§ **TASK BRIEF**
In the material below, find each line with the word "JSON" and list it.

········

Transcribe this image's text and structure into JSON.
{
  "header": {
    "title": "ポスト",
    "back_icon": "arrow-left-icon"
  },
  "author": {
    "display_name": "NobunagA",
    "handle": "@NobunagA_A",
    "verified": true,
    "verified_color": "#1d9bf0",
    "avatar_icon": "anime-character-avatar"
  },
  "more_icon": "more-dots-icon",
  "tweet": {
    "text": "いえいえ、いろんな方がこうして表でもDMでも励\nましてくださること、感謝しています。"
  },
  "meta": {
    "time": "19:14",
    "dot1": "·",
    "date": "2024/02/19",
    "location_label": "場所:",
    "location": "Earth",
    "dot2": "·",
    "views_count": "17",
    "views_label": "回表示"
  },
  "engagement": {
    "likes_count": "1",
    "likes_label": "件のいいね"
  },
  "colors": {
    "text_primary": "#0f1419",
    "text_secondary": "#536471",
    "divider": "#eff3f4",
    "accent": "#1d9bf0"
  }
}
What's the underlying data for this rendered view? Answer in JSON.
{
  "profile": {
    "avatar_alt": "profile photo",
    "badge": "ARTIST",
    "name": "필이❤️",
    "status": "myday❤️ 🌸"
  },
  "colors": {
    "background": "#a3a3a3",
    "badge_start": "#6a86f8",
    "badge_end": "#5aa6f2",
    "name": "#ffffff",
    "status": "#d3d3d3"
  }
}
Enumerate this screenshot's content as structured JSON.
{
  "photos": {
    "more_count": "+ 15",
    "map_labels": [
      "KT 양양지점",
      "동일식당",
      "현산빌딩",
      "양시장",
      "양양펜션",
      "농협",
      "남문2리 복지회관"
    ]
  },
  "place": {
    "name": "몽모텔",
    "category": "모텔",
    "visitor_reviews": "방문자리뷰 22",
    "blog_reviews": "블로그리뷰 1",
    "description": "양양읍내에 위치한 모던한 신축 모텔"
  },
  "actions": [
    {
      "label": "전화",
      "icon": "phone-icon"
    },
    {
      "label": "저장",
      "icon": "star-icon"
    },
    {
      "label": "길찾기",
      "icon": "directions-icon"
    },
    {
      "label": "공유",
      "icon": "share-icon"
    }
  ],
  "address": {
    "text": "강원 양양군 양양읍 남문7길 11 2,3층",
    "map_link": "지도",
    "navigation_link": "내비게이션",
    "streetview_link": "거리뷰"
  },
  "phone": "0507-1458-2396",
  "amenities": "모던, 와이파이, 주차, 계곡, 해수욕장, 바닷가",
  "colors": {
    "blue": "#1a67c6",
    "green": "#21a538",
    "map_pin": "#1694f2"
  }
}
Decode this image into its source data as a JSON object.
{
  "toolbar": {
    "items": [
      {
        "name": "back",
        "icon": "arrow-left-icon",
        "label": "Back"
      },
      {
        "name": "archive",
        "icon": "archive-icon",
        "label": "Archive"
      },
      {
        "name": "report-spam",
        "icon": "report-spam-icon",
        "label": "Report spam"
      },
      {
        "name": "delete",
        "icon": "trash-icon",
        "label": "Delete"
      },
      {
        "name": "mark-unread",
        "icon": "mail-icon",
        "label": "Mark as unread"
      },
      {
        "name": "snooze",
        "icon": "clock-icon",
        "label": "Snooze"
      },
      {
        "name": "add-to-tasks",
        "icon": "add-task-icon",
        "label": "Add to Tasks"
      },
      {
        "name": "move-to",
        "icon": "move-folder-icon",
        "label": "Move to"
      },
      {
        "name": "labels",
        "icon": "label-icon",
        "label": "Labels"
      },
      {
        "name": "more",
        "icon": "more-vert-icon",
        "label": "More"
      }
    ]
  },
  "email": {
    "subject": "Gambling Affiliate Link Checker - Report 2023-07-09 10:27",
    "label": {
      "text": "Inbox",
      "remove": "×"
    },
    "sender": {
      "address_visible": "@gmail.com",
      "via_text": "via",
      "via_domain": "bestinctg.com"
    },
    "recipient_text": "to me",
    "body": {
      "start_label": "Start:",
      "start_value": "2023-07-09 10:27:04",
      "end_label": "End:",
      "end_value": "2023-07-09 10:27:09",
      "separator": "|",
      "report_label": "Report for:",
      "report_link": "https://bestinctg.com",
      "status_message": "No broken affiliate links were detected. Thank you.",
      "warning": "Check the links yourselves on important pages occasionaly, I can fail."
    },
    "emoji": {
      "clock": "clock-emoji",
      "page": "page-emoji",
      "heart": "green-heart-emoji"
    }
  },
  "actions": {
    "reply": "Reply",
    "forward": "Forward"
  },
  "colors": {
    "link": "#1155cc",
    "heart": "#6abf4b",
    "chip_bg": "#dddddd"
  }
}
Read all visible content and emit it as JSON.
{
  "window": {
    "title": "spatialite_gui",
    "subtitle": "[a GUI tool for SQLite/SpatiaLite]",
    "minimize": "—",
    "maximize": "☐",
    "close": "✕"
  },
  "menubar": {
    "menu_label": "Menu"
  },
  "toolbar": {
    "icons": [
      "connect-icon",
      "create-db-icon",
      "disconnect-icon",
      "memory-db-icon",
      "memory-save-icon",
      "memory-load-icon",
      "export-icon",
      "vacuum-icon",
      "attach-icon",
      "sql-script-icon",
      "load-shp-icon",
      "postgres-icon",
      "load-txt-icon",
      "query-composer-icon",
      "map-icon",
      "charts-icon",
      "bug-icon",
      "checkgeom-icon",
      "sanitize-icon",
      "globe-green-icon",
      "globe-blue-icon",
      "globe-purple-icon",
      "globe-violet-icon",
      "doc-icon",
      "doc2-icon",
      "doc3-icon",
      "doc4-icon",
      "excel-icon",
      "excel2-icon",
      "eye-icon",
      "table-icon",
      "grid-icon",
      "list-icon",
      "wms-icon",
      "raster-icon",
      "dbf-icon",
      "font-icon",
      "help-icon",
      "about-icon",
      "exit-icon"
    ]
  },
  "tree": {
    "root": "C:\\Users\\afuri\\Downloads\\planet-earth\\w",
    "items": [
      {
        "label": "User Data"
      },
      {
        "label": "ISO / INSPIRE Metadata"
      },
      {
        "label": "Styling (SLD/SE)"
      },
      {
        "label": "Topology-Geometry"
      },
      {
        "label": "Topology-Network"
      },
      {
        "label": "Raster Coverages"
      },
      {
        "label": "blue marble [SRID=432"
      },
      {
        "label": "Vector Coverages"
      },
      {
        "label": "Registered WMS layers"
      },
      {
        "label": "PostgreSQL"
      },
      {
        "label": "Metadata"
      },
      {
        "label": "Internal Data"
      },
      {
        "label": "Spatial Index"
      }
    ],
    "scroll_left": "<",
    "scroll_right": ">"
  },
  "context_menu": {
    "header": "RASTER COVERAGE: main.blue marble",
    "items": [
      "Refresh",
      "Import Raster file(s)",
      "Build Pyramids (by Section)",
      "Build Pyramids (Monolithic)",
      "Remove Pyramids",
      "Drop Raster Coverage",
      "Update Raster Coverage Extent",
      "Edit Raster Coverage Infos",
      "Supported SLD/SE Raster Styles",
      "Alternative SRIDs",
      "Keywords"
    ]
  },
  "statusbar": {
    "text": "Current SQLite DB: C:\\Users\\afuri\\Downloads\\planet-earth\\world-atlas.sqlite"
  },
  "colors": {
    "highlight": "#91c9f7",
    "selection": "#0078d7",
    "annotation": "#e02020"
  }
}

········

§ **EXERCISE RESULT**
Transcribe this image's text and structure into JSON.
What's the underlying data for this rendered view? Answer in JSON.
Enumerate this screenshot's content as structured JSON.
Decode this image into its source data as a JSON object.
Read all visible content and emit it as JSON.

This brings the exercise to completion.